This format allows viewers to add their own text commentary to what's on screen, with other viewers then seeing these messages cover the screen to the extent that it can sometimes be hard to actually see what one is supposed to be watching.

What was previously a solitary viewing experience becomes what Advertising Age described as "a communal exercise in humor and snark" and as this primarily involves people in their teens and twenties it has caught the attention of advertisers, including Coca-Cola and Reckitt Benckiser.

Coca-Cola's water brand Ice Dew Chun Yue used the platform to ask people what aspects of the anime/manga/gaming world they wished were real and then acted on the responses, attracting 4,000 people to a live event in Shanghai.

Mark Kong, group creative director of Amber Communications, explained that the aim had been for millennials to "believe our brand is really talking to them, knows their feelings and thoughts and believes in their fantasies and what they believe in".

"It was so unbelievable to them that a big company like Coca-Cola would do something like this, seriously, for them," he said.

Durex, Reckitt Benckiser's condom brand, has posted absurdist videos in which almost nothing happens, leaving space for comments, of which it received 20,000. And shaver brand Braun has uploaded humorous man-in-the-street interviews.
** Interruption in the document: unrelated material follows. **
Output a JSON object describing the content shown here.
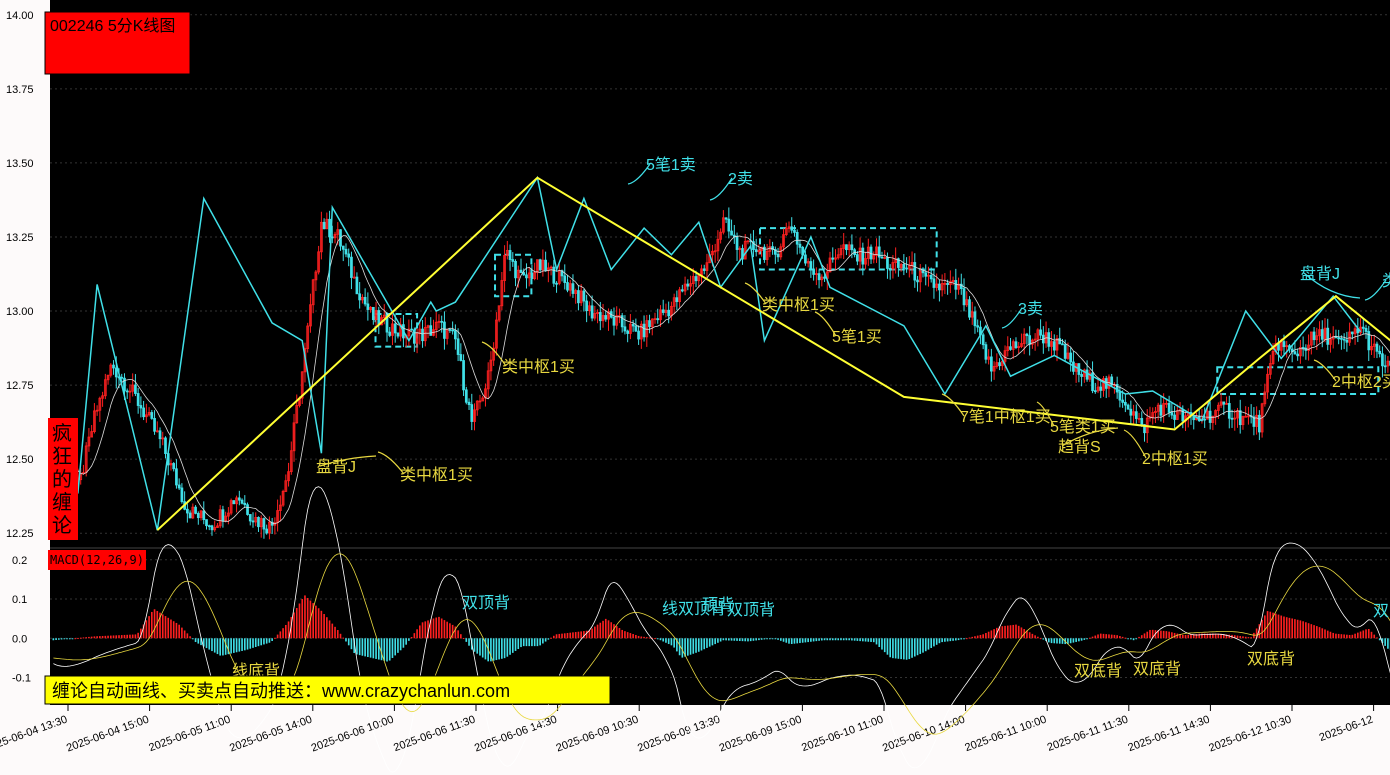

"You have to be very open-minded and accepting, not to focus on the positive or negative of what people say about you – the key thing is they are talking about you," said Sharon Ho, business director of BBDO Proximity in Shanghai.

"If you want to talk to this group of consumers, you cannot control them. If you want to stay in touch with them, let them express themselves. If there's a rule, it's that."

Data sourced from Advertising Age; additional content by Warc staff